Data extracted from a collection:
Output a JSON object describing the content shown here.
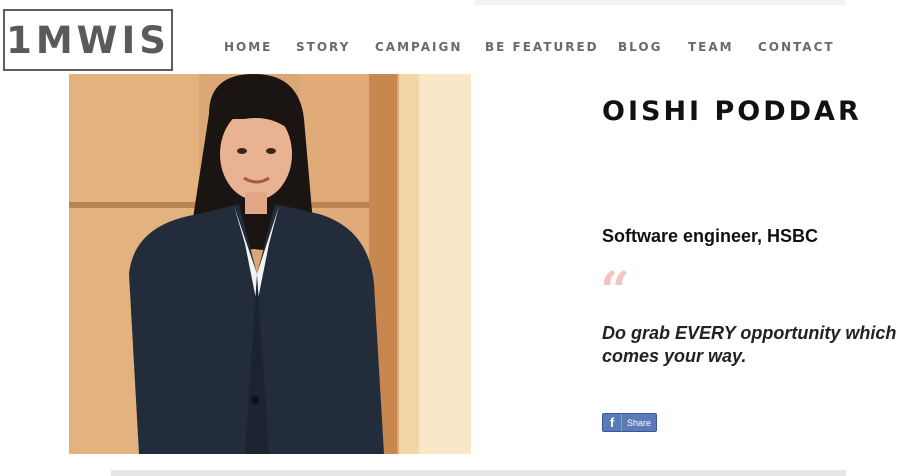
{
  "brand": {
    "logo": "1MWIS"
  },
  "nav": {
    "items": [
      "HOME",
      "STORY",
      "CAMPAIGN",
      "BE FEATURED",
      "BLOG",
      "TEAM",
      "CONTACT"
    ]
  },
  "profile": {
    "name": "OISHI PODDAR",
    "role": "Software engineer, HSBC",
    "quote_mark": "“",
    "quote": "Do grab EVERY opportunity which comes your way."
  },
  "share": {
    "icon": "f",
    "label": "Share",
    "icon_name": "facebook-icon"
  },
  "colors": {
    "accent_quote": "#f2c4c4",
    "share_blue": "#5b7bb8",
    "text": "#111111",
    "nav": "#6a6a6a"
  }
}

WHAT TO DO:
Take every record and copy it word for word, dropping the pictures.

YOUR RESPONSE:
Output a JSON object describing the content shown here.
{
  "brand": {
    "logo": "1MWIS"
  },
  "nav": {
    "items": [
      "HOME",
      "STORY",
      "CAMPAIGN",
      "BE FEATURED",
      "BLOG",
      "TEAM",
      "CONTACT"
    ]
  },
  "profile": {
    "name": "OISHI PODDAR",
    "role": "Software engineer, HSBC",
    "quote_mark": "“",
    "quote": "Do grab EVERY opportunity which comes your way."
  },
  "share": {
    "icon": "f",
    "label": "Share",
    "icon_name": "facebook-icon"
  },
  "colors": {
    "accent_quote": "#f2c4c4",
    "share_blue": "#5b7bb8",
    "text": "#111111",
    "nav": "#6a6a6a"
  }
}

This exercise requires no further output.